_WORK REQUIRED_.
Could you copy every line of the data that contains "true"?

• • • •

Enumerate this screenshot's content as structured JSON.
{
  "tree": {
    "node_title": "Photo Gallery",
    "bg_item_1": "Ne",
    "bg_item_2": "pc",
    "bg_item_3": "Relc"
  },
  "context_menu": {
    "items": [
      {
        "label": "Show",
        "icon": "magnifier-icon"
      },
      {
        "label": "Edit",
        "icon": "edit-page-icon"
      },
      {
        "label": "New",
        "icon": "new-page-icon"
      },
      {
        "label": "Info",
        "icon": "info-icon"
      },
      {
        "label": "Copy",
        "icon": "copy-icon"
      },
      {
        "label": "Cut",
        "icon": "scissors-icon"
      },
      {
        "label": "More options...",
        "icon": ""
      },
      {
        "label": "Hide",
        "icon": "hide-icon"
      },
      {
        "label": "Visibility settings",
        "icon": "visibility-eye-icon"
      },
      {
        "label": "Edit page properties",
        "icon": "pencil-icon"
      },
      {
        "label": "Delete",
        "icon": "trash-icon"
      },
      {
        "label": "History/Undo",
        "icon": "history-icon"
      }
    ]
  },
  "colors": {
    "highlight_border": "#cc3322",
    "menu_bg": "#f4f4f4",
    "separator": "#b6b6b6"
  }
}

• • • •

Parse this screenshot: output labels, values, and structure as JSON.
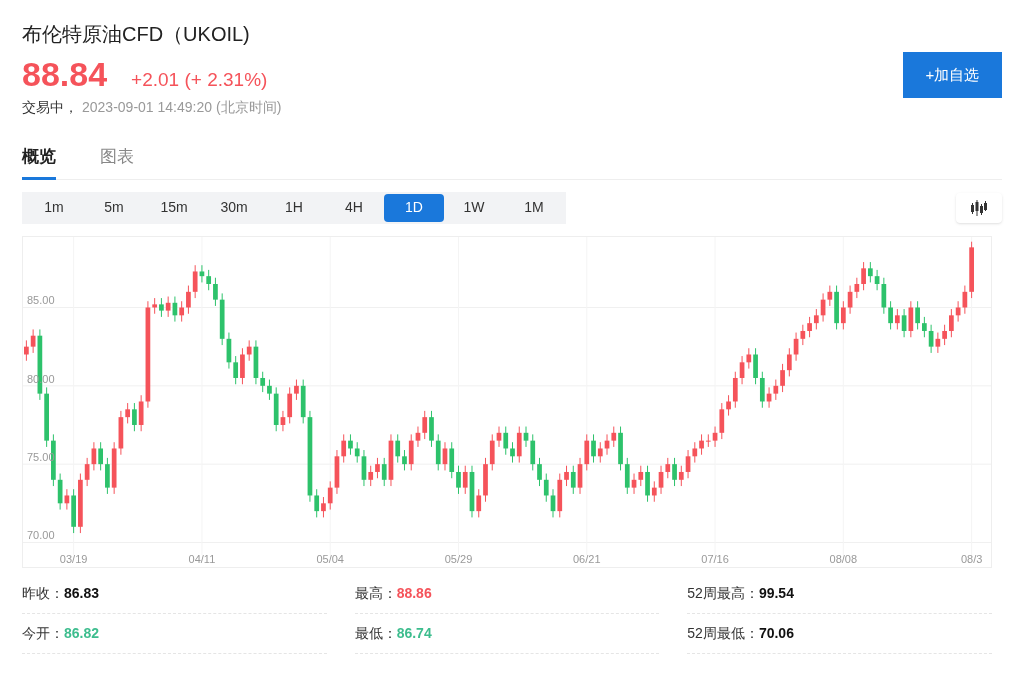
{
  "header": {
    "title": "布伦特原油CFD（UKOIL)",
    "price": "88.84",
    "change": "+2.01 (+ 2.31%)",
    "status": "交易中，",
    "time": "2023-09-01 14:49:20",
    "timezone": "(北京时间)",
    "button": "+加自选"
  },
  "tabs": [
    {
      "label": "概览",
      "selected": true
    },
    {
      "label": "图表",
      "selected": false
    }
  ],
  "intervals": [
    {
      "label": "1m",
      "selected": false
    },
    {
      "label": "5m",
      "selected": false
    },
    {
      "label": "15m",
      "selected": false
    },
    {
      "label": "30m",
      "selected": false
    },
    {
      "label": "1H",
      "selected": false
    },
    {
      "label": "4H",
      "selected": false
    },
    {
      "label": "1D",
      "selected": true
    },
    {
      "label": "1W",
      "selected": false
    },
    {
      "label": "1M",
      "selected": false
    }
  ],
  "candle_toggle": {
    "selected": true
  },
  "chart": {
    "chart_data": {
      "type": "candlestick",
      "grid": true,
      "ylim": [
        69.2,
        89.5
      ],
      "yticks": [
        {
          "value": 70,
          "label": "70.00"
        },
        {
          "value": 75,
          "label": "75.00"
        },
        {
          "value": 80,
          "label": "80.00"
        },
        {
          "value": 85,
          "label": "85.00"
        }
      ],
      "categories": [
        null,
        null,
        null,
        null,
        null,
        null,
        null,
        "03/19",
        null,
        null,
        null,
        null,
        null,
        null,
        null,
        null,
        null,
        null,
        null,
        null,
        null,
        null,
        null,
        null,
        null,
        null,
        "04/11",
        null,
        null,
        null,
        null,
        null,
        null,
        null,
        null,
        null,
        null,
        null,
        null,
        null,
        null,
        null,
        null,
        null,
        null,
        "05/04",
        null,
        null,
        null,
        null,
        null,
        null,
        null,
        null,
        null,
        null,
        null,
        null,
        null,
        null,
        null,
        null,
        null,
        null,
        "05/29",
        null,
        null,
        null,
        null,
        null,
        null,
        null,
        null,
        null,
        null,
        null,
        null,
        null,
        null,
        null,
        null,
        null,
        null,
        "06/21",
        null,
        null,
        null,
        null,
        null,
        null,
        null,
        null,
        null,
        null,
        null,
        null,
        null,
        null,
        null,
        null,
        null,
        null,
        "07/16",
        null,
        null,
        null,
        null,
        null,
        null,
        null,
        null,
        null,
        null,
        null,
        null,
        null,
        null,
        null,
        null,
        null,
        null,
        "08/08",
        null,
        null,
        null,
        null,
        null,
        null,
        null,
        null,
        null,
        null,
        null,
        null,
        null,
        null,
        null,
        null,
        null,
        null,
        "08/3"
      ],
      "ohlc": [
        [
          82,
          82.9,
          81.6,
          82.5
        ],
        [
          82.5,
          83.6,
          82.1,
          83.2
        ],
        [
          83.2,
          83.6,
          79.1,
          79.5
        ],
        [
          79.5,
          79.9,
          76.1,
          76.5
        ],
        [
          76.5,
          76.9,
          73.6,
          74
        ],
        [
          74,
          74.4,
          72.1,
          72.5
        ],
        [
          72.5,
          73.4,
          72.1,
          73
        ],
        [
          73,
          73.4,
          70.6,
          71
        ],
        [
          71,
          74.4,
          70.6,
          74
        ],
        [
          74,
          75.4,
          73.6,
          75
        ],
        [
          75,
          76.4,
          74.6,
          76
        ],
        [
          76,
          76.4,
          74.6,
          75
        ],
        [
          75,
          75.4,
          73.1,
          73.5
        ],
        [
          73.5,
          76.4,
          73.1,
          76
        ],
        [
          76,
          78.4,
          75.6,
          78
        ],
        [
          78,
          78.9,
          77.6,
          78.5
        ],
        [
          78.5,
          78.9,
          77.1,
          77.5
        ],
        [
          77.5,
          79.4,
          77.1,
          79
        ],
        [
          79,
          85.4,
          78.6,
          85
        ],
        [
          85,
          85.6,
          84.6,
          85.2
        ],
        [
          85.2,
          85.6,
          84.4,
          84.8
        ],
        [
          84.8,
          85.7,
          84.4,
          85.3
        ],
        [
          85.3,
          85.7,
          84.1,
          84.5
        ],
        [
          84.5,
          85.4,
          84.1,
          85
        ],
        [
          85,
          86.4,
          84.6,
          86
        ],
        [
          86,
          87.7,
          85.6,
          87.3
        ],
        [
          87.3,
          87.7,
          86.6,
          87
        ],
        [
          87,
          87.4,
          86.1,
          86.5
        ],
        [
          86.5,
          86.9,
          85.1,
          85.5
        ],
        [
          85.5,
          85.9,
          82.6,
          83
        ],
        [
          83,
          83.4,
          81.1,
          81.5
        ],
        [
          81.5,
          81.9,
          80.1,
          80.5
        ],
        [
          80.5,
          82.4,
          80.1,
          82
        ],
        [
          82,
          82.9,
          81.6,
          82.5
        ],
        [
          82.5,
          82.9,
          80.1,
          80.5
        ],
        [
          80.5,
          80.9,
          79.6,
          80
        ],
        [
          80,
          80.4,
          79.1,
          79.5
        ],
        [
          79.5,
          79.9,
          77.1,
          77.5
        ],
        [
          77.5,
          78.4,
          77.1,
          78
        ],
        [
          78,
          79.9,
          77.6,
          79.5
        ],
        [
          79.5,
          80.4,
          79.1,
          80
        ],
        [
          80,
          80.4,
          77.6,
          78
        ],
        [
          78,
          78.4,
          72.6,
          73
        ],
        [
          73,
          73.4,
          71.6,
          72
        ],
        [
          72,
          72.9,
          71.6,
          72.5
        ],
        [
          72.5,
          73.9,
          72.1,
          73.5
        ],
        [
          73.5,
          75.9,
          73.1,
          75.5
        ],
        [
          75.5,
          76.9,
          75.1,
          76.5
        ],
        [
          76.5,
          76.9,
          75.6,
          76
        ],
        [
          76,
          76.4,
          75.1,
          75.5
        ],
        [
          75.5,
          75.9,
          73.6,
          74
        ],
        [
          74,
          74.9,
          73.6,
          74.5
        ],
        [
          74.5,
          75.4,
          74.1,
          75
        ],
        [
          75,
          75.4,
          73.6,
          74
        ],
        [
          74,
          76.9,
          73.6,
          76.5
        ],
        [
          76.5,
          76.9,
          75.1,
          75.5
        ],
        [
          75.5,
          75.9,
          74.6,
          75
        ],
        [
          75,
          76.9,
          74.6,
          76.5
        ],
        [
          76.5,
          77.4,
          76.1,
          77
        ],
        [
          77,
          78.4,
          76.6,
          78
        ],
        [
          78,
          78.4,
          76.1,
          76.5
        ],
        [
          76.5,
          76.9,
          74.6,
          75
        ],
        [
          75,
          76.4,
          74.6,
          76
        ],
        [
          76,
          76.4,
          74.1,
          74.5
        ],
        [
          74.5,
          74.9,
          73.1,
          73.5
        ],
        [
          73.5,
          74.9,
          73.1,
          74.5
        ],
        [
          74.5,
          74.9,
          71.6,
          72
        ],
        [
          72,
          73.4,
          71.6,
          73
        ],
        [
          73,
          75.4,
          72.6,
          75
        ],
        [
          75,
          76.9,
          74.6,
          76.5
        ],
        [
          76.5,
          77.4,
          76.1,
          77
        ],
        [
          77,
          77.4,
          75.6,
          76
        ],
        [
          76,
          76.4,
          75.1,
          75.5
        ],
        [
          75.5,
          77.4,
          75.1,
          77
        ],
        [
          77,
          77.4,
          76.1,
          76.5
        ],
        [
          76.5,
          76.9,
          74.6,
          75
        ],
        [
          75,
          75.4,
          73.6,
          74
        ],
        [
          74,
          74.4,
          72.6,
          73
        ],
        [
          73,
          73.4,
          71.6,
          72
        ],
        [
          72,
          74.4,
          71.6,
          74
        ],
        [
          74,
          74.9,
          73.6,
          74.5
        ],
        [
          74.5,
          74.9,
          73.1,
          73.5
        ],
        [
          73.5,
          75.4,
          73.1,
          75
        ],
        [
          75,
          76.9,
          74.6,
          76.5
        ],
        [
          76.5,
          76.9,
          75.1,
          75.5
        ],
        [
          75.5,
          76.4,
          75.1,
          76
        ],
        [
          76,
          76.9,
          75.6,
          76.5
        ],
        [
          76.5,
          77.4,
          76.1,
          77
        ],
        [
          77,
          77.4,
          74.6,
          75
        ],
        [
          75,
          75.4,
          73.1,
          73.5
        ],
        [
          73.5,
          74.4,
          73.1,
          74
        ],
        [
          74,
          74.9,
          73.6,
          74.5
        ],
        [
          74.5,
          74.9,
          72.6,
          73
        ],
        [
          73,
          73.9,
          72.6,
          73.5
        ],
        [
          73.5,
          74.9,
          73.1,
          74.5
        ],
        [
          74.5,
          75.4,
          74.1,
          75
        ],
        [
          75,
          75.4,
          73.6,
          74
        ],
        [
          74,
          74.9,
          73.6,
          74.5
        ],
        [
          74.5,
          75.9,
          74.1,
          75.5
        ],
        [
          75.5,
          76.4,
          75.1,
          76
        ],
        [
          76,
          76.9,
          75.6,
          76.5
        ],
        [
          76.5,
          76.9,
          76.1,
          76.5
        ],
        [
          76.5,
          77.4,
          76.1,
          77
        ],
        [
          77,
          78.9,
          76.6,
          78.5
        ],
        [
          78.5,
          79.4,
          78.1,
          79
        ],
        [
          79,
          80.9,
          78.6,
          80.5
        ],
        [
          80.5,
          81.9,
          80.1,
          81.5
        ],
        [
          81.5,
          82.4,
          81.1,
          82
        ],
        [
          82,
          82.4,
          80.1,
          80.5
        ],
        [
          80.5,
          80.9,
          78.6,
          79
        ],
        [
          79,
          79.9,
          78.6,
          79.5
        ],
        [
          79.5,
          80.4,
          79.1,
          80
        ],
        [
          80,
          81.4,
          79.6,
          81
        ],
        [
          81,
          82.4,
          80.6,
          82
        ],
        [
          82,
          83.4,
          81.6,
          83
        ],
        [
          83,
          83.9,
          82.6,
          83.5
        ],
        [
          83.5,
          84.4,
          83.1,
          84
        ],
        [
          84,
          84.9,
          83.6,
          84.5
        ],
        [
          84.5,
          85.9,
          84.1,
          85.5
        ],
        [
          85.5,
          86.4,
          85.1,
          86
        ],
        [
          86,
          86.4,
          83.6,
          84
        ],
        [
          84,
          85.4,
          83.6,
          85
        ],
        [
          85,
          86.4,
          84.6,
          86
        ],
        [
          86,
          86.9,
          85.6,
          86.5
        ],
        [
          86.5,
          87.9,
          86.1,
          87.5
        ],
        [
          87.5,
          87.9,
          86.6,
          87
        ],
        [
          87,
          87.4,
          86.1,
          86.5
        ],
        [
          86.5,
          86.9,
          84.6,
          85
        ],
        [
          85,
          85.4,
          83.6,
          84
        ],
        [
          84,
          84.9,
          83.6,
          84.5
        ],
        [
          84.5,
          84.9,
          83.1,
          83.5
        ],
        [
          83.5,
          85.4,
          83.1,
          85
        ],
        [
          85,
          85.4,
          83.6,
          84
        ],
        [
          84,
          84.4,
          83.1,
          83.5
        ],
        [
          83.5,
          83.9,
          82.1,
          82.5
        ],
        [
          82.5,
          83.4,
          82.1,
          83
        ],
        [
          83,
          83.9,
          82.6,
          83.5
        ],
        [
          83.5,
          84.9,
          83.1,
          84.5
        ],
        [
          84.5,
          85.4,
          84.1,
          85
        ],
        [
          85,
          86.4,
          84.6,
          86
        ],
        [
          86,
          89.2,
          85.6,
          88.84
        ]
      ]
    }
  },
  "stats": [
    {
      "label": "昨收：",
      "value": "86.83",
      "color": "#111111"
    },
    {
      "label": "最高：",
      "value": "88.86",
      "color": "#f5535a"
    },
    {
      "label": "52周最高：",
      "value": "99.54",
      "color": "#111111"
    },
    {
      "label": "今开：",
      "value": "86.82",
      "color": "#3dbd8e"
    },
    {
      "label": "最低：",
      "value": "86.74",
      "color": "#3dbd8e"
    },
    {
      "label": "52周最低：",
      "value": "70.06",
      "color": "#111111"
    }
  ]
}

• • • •

_ANSWER SECTION_.
      "selected": true
      "selected": true
    "selected": true
      "grid": true,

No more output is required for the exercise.